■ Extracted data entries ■

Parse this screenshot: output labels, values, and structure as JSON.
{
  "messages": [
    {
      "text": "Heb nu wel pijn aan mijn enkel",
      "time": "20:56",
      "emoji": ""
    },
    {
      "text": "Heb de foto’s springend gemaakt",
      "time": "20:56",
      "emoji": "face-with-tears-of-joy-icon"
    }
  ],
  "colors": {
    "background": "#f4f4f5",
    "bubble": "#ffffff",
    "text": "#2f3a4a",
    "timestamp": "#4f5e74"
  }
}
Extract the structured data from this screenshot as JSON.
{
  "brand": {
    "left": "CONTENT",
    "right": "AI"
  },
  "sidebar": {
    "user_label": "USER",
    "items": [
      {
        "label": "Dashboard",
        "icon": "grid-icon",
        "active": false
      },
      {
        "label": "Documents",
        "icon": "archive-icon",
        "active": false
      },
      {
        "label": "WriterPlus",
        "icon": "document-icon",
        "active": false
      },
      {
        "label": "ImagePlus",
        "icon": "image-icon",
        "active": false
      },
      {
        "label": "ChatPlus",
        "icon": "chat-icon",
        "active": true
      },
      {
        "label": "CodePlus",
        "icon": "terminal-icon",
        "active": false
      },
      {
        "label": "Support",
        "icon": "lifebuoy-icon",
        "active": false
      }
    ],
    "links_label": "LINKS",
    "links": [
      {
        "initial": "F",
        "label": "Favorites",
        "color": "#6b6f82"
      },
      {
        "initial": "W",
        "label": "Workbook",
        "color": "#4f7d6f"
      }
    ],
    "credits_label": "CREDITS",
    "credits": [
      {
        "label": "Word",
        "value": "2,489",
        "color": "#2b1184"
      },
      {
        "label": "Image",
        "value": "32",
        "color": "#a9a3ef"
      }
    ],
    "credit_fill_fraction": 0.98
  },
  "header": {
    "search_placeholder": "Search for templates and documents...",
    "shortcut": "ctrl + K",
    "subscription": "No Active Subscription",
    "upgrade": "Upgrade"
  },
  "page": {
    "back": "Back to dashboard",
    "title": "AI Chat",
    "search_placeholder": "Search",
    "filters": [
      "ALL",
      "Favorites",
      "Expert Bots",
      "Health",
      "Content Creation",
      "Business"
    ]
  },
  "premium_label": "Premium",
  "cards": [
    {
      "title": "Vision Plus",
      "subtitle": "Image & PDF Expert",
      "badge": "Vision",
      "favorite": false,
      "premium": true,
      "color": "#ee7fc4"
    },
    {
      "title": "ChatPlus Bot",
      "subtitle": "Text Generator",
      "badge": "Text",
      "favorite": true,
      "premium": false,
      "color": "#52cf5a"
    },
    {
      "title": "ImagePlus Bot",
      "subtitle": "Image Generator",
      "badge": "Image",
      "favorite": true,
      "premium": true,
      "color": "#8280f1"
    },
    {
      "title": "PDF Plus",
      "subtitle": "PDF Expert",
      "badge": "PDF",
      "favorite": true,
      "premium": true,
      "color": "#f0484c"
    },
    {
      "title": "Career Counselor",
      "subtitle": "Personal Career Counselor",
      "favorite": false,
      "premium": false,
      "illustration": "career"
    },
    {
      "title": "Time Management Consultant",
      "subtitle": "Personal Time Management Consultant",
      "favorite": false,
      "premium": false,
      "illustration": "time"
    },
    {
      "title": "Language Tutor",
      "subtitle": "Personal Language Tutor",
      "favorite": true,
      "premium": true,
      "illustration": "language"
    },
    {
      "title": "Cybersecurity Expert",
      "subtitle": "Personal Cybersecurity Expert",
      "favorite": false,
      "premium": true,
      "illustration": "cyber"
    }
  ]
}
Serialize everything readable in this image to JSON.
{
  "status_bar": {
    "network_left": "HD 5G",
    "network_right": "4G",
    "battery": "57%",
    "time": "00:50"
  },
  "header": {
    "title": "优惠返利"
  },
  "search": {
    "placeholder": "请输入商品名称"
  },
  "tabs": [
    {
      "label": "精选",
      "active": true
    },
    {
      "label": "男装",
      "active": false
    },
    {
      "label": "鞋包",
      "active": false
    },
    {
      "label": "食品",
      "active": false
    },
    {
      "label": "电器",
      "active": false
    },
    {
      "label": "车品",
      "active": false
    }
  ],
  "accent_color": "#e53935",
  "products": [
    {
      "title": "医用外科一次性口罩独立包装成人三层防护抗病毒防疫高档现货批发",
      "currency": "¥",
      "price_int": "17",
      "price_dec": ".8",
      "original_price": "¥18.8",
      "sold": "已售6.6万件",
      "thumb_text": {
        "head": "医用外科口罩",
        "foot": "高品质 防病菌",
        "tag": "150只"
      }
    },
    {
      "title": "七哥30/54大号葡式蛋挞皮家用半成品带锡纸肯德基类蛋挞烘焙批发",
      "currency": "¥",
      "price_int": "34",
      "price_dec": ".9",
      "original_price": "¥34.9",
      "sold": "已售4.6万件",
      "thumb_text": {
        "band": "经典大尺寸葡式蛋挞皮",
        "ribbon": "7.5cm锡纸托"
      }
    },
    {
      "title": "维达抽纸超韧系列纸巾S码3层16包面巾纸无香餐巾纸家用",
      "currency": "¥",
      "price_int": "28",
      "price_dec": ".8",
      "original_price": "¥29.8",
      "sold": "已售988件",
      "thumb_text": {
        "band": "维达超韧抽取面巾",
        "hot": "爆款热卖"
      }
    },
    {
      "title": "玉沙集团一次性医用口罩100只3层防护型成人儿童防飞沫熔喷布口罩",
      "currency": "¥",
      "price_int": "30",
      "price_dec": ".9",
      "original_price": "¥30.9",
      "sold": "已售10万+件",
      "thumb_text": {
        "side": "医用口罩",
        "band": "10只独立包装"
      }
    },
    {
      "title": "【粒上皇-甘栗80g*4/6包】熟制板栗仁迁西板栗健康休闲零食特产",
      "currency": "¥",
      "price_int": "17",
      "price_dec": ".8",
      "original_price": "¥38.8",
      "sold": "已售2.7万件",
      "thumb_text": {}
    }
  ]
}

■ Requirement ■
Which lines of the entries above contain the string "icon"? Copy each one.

■ Problem solution ■
      "emoji": "face-with-tears-of-joy-icon"
        "icon": "grid-icon",
        "icon": "archive-icon",
        "icon": "document-icon",
        "icon": "image-icon",
        "icon": "chat-icon",
        "icon": "terminal-icon",
        "icon": "lifebuoy-icon",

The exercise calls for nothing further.